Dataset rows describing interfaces
= Beginning of Section =

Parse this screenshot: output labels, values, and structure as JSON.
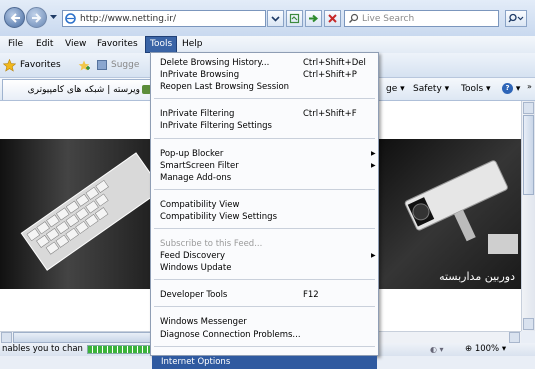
{
  "address_bar": {
    "url": "http://www.netting.ir/",
    "search_placeholder": "Live Search"
  },
  "menu_bar": {
    "file": "File",
    "edit": "Edit",
    "view": "View",
    "favorites": "Favorites",
    "tools": "Tools",
    "help": "Help"
  },
  "favorites_bar": {
    "favorites_label": "Favorites",
    "suggested_label": "Sugge"
  },
  "tab": {
    "title": "ویرسته | شبکه های کامپیوتری"
  },
  "command_bar": {
    "page": "ge ▾",
    "safety": "Safety ▾",
    "tools": "Tools ▾",
    "help_symbol": "?",
    "help_caret": "▾",
    "more": "»"
  },
  "content": {
    "banner_caption": "دوربین مداربسته"
  },
  "status_bar": {
    "text": "nables you to chan",
    "progress_fraction": 0.95,
    "zoom_label": "100%",
    "zoom_caret": "▾",
    "zone_icons": "◐ ▾"
  },
  "tools_menu": {
    "groups": [
      [
        {
          "label": "Delete Browsing History...",
          "shortcut": "Ctrl+Shift+Del"
        },
        {
          "label": "InPrivate Browsing",
          "shortcut": "Ctrl+Shift+P"
        },
        {
          "label": "Reopen Last Browsing Session",
          "shortcut": ""
        }
      ],
      [
        {
          "label": "InPrivate Filtering",
          "shortcut": "Ctrl+Shift+F"
        },
        {
          "label": "InPrivate Filtering Settings",
          "shortcut": ""
        }
      ],
      [
        {
          "label": "Pop-up Blocker",
          "shortcut": "",
          "submenu": true
        },
        {
          "label": "SmartScreen Filter",
          "shortcut": "",
          "submenu": true
        },
        {
          "label": "Manage Add-ons",
          "shortcut": ""
        }
      ],
      [
        {
          "label": "Compatibility View",
          "shortcut": ""
        },
        {
          "label": "Compatibility View Settings",
          "shortcut": ""
        }
      ],
      [
        {
          "label": "Subscribe to this Feed...",
          "shortcut": "",
          "disabled": true
        },
        {
          "label": "Feed Discovery",
          "shortcut": "",
          "submenu": true
        },
        {
          "label": "Windows Update",
          "shortcut": ""
        }
      ],
      [
        {
          "label": "Developer Tools",
          "shortcut": "F12"
        }
      ],
      [
        {
          "label": "Windows Messenger",
          "shortcut": ""
        },
        {
          "label": "Diagnose Connection Problems...",
          "shortcut": ""
        }
      ],
      [
        {
          "label": "Internet Options",
          "shortcut": "",
          "highlighted": true
        }
      ]
    ]
  },
  "colors": {
    "menu_highlight": "#2f5aa0",
    "tools_menu_active": "#3a64a6",
    "progress_green": "#3bb33b"
  }
}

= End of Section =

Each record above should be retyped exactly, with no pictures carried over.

> [Solution to this task]
Parse this screenshot: output labels, values, and structure as JSON.
{
  "address_bar": {
    "url": "http://www.netting.ir/",
    "search_placeholder": "Live Search"
  },
  "menu_bar": {
    "file": "File",
    "edit": "Edit",
    "view": "View",
    "favorites": "Favorites",
    "tools": "Tools",
    "help": "Help"
  },
  "favorites_bar": {
    "favorites_label": "Favorites",
    "suggested_label": "Sugge"
  },
  "tab": {
    "title": "ویرسته | شبکه های کامپیوتری"
  },
  "command_bar": {
    "page": "ge ▾",
    "safety": "Safety ▾",
    "tools": "Tools ▾",
    "help_symbol": "?",
    "help_caret": "▾",
    "more": "»"
  },
  "content": {
    "banner_caption": "دوربین مداربسته"
  },
  "status_bar": {
    "text": "nables you to chan",
    "progress_fraction": 0.95,
    "zoom_label": "100%",
    "zoom_caret": "▾",
    "zone_icons": "◐ ▾"
  },
  "tools_menu": {
    "groups": [
      [
        {
          "label": "Delete Browsing History...",
          "shortcut": "Ctrl+Shift+Del"
        },
        {
          "label": "InPrivate Browsing",
          "shortcut": "Ctrl+Shift+P"
        },
        {
          "label": "Reopen Last Browsing Session",
          "shortcut": ""
        }
      ],
      [
        {
          "label": "InPrivate Filtering",
          "shortcut": "Ctrl+Shift+F"
        },
        {
          "label": "InPrivate Filtering Settings",
          "shortcut": ""
        }
      ],
      [
        {
          "label": "Pop-up Blocker",
          "shortcut": "",
          "submenu": true
        },
        {
          "label": "SmartScreen Filter",
          "shortcut": "",
          "submenu": true
        },
        {
          "label": "Manage Add-ons",
          "shortcut": ""
        }
      ],
      [
        {
          "label": "Compatibility View",
          "shortcut": ""
        },
        {
          "label": "Compatibility View Settings",
          "shortcut": ""
        }
      ],
      [
        {
          "label": "Subscribe to this Feed...",
          "shortcut": "",
          "disabled": true
        },
        {
          "label": "Feed Discovery",
          "shortcut": "",
          "submenu": true
        },
        {
          "label": "Windows Update",
          "shortcut": ""
        }
      ],
      [
        {
          "label": "Developer Tools",
          "shortcut": "F12"
        }
      ],
      [
        {
          "label": "Windows Messenger",
          "shortcut": ""
        },
        {
          "label": "Diagnose Connection Problems...",
          "shortcut": ""
        }
      ],
      [
        {
          "label": "Internet Options",
          "shortcut": "",
          "highlighted": true
        }
      ]
    ]
  },
  "colors": {
    "menu_highlight": "#2f5aa0",
    "tools_menu_active": "#3a64a6",
    "progress_green": "#3bb33b"
  }
}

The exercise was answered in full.